When a line of the entries contains "Zaloguj", please list that line.
# # # #
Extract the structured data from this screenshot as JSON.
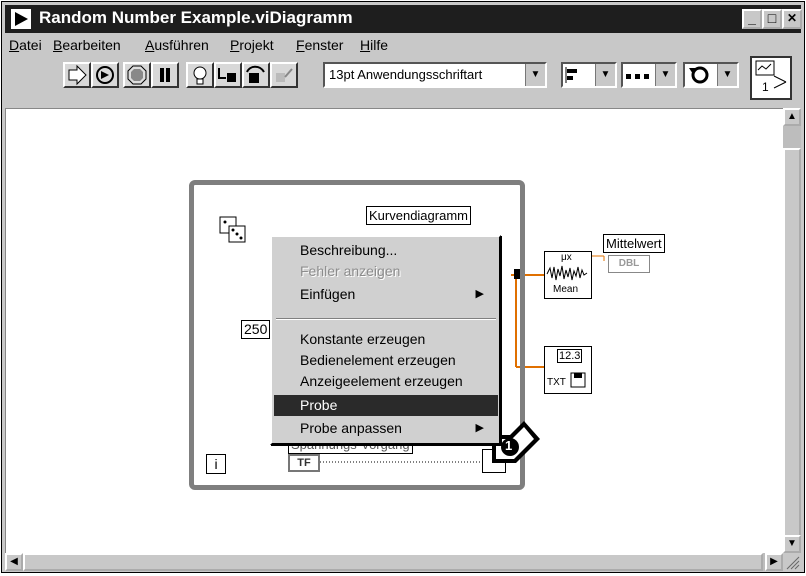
{
  "window": {
    "title": "Random Number Example.viDiagramm"
  },
  "titlebar": {
    "minimize": "_",
    "maximize": "□",
    "close": "✕"
  },
  "menubar": {
    "items": [
      "Datei",
      "Bearbeiten",
      "Ausführen",
      "Projekt",
      "Fenster",
      "Hilfe"
    ]
  },
  "toolbar": {
    "font_combo": "13pt Anwendungsschriftart",
    "run_icon": "run-arrow-icon",
    "run_continuous_icon": "run-continuous-icon",
    "abort_icon": "abort-icon",
    "pause_icon": "pause-icon",
    "highlight_icon": "lightbulb-icon",
    "retain_icon": "retain-wire-values-icon",
    "step_into_icon": "step-into-icon",
    "step_over_icon": "step-over-icon",
    "step_out_icon": "step-out-icon",
    "align_icon": "align-objects-icon",
    "distribute_icon": "distribute-objects-icon",
    "reorder_icon": "reorder-icon"
  },
  "connector_pane": {
    "label": "1"
  },
  "diagram": {
    "chart_label": "Kurvendiagramm",
    "mean_label": "Mittelwert",
    "mean_indicator": "DBL",
    "mean_vi_text": "Mean",
    "mean_vi_sym": "μx",
    "write_vi_top": "12.3",
    "write_vi_bottom": "TXT",
    "constant_250": "250",
    "iteration_terminal": "i",
    "boolean_label": "Spannungs-Vorgang",
    "boolean_value": "TF",
    "callout": "1"
  },
  "context_menu": {
    "items": [
      {
        "label": "Beschreibung...",
        "state": "normal"
      },
      {
        "label": "Fehler anzeigen",
        "state": "disabled"
      },
      {
        "label": "Einfügen",
        "state": "submenu"
      },
      {
        "label": "Konstante erzeugen",
        "state": "normal"
      },
      {
        "label": "Bedienelement erzeugen",
        "state": "normal"
      },
      {
        "label": "Anzeigeelement erzeugen",
        "state": "normal"
      },
      {
        "label": "Probe",
        "state": "selected"
      },
      {
        "label": "Probe anpassen",
        "state": "submenu"
      }
    ]
  },
  "colors": {
    "selection": "#2a2a2a",
    "loop_border": "#7f7f7f",
    "wire_orange": "#e07000"
  }
}
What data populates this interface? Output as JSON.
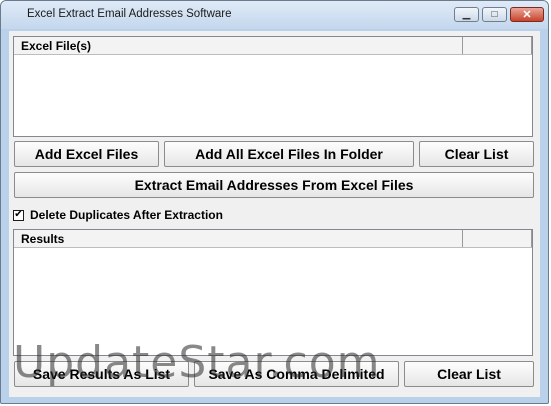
{
  "window": {
    "title": "Excel Extract Email Addresses Software",
    "minimize_glyph": "▁",
    "maximize_glyph": "□",
    "close_glyph": "✕"
  },
  "files_list": {
    "column_header": "Excel File(s)",
    "rows": []
  },
  "buttons": {
    "add_files": "Add Excel Files",
    "add_folder": "Add All Excel Files In Folder",
    "clear_files": "Clear List",
    "extract": "Extract Email Addresses From Excel Files",
    "save_list": "Save Results As List",
    "save_comma": "Save As Comma Delimited",
    "clear_results": "Clear List"
  },
  "options": {
    "delete_duplicates_label": "Delete Duplicates After Extraction",
    "delete_duplicates_checked": true,
    "check_glyph": "✔"
  },
  "results_list": {
    "column_header": "Results",
    "rows": []
  },
  "watermark": {
    "text": "UpdateStar.com"
  }
}
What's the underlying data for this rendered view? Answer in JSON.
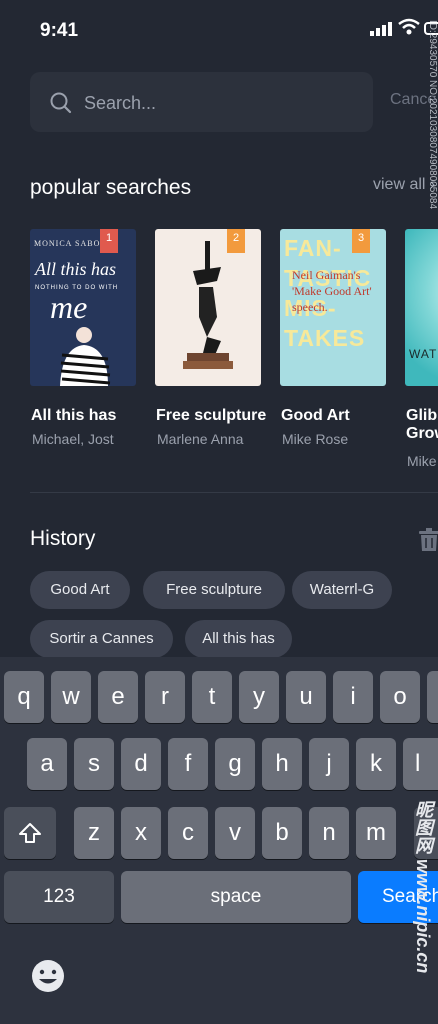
{
  "status_bar": {
    "time": "9:41"
  },
  "search": {
    "placeholder": "Search...",
    "cancel_label": "Cance"
  },
  "popular": {
    "title": "popular searches",
    "view_all": "view all",
    "books": [
      {
        "rank": "1",
        "title": "All this has",
        "author": "Michael, Jost",
        "cover_author": "MONICA SABOLO",
        "cover_title": "All this has",
        "cover_sub": "NOTHING TO DO WITH",
        "cover_me": "me"
      },
      {
        "rank": "2",
        "title": "Free sculpture",
        "author": "Marlene Anna"
      },
      {
        "rank": "3",
        "title": "Good Art",
        "author": "Mike Rose",
        "cover_big": "FAN-TASTIC MIS-TAKES",
        "cover_quote": "Neil Gaiman's 'Make Good Art' speech."
      },
      {
        "rank": "",
        "title": "Glib",
        "title2": "Grow",
        "author": "Mike",
        "cover_text": "WAT"
      }
    ]
  },
  "history": {
    "title": "History",
    "chips": [
      "Good Art",
      "Free sculpture",
      "Waterrl-G",
      "Sortir a Cannes",
      "All this has"
    ]
  },
  "keyboard": {
    "row1": [
      "q",
      "w",
      "e",
      "r",
      "t",
      "y",
      "u",
      "i",
      "o"
    ],
    "row2": [
      "a",
      "s",
      "d",
      "f",
      "g",
      "h",
      "j",
      "k",
      "l"
    ],
    "row3": [
      "z",
      "x",
      "c",
      "v",
      "b",
      "n",
      "m"
    ],
    "numbers_label": "123",
    "space_label": "space",
    "search_label": "Search"
  },
  "watermark": {
    "id_text": "ID:29430570 NO:20210308074908005084",
    "site": "昵图网 www.nipic.cn"
  },
  "colors": {
    "background": "#232833",
    "accent": "#0a7cff",
    "rank_red": "#e05a4e",
    "rank_orange": "#f29a3d"
  }
}
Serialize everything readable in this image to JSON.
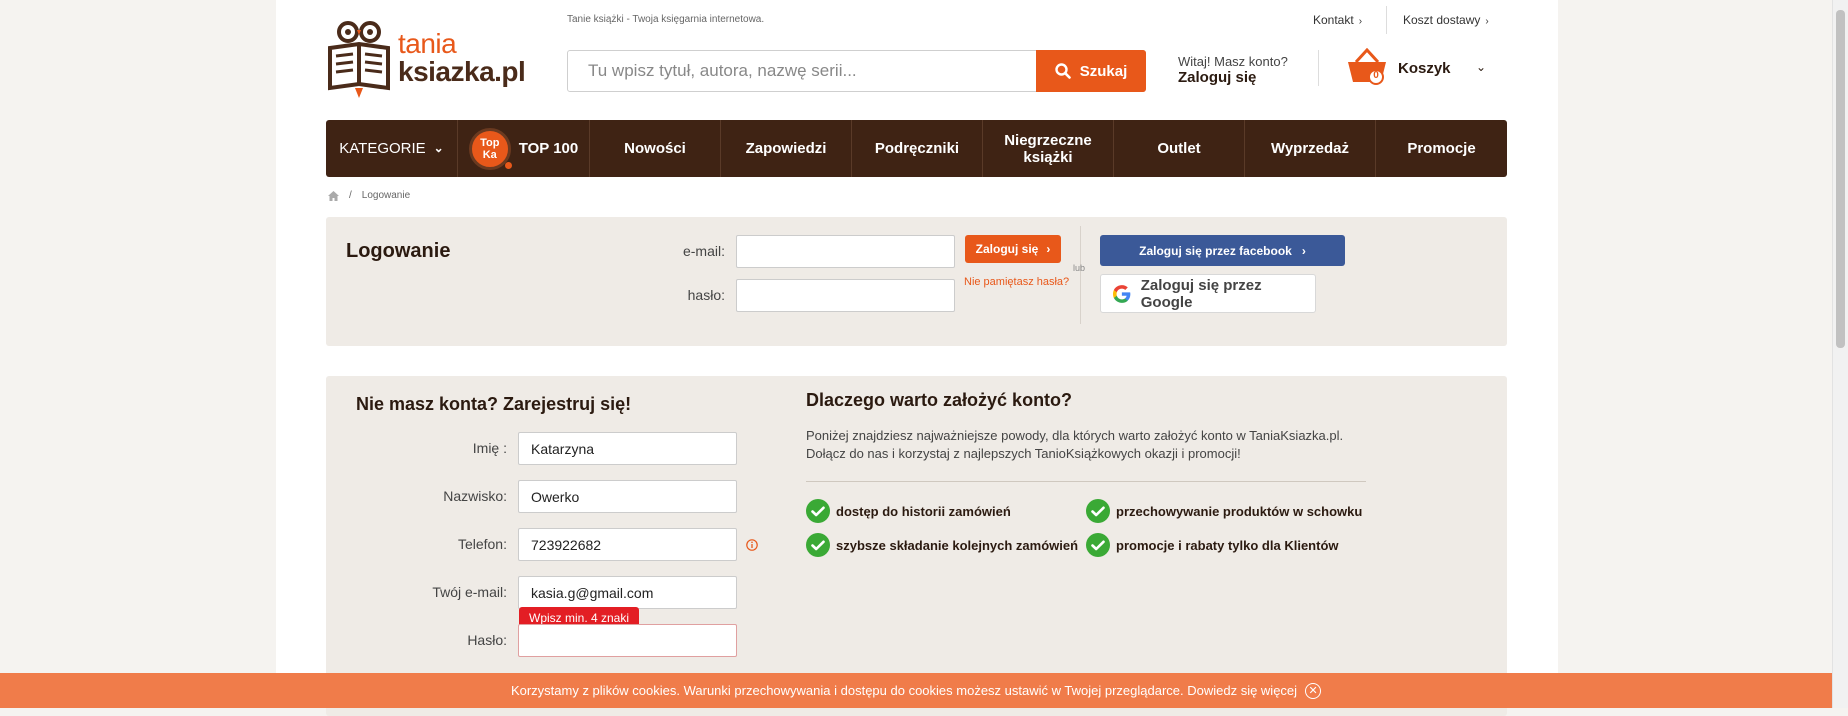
{
  "header": {
    "logo_line1": "tania",
    "logo_line2": "ksiazka.pl",
    "tagline": "Tanie książki - Twoja księgarnia internetowa.",
    "top_links": [
      "Kontakt",
      "Koszt dostawy"
    ],
    "search_placeholder": "Tu wpisz tytuł, autora, nazwę serii...",
    "search_button": "Szukaj",
    "welcome_text": "Witaj! Masz konto?",
    "login_link": "Zaloguj się",
    "cart_label": "Koszyk",
    "cart_count": "0"
  },
  "menu": {
    "categories": "KATEGORIE",
    "top_badge_line1": "Top",
    "top_badge_line2": "Ka",
    "top100": "TOP 100",
    "items": [
      "Nowości",
      "Zapowiedzi",
      "Podręczniki",
      "Niegrzeczne książki",
      "Outlet",
      "Wyprzedaż",
      "Promocje"
    ]
  },
  "breadcrumb": {
    "separator": "/",
    "current": "Logowanie"
  },
  "login": {
    "title": "Logowanie",
    "email_label": "e-mail:",
    "password_label": "hasło:",
    "email_value": "",
    "password_value": "",
    "submit_label": "Zaloguj się",
    "forgot_label": "Nie pamiętasz hasła?",
    "or_label": "lub",
    "facebook_label": "Zaloguj się przez facebook",
    "google_label": "Zaloguj się przez Google"
  },
  "register": {
    "title": "Nie masz konta? Zarejestruj się!",
    "fields": [
      {
        "label": "Imię :",
        "value": "Katarzyna"
      },
      {
        "label": "Nazwisko:",
        "value": "Owerko"
      },
      {
        "label": "Telefon:",
        "value": "723922682"
      },
      {
        "label": "Twój e-mail:",
        "value": "kasia.g@gmail.com"
      },
      {
        "label": "Hasło:",
        "value": ""
      }
    ],
    "error_message": "Wpisz min. 4 znaki"
  },
  "why": {
    "title": "Dlaczego warto założyć konto?",
    "text": "Poniżej znajdziesz najważniejsze powody, dla których warto założyć konto w TaniaKsiazka.pl. Dołącz do nas i korzystaj z najlepszych TanioKsiążkowych okazji i promocji!",
    "benefits": [
      "dostęp do historii zamówień",
      "przechowywanie produktów w schowku",
      "szybsze składanie kolejnych zamówień",
      "promocje i rabaty tylko dla Klientów"
    ]
  },
  "cookie_bar": {
    "text": "Korzystamy z plików cookies. Warunki przechowywania i dostępu do cookies możesz ustawić w Twojej przeglądarce. Dowiedz się więcej"
  },
  "colors": {
    "accent": "#e8581a",
    "menu_bg": "#3f2314",
    "facebook": "#3b5998",
    "success": "#3aa935",
    "error": "#e31e24",
    "cookie_bg": "#f07c4a"
  },
  "icons": [
    "owl-book-logo",
    "search-icon",
    "cart-icon",
    "chevron-down-icon",
    "home-icon",
    "chevron-right-icon",
    "google-icon",
    "check-icon",
    "info-icon",
    "close-icon"
  ]
}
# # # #
→ WRITTEN ANSWER:
    "login_link": "Zaloguj się",
    "submit_label": "Zaloguj się",
    "facebook_label": "Zaloguj się przez facebook",
    "google_label": "Zaloguj się przez Google"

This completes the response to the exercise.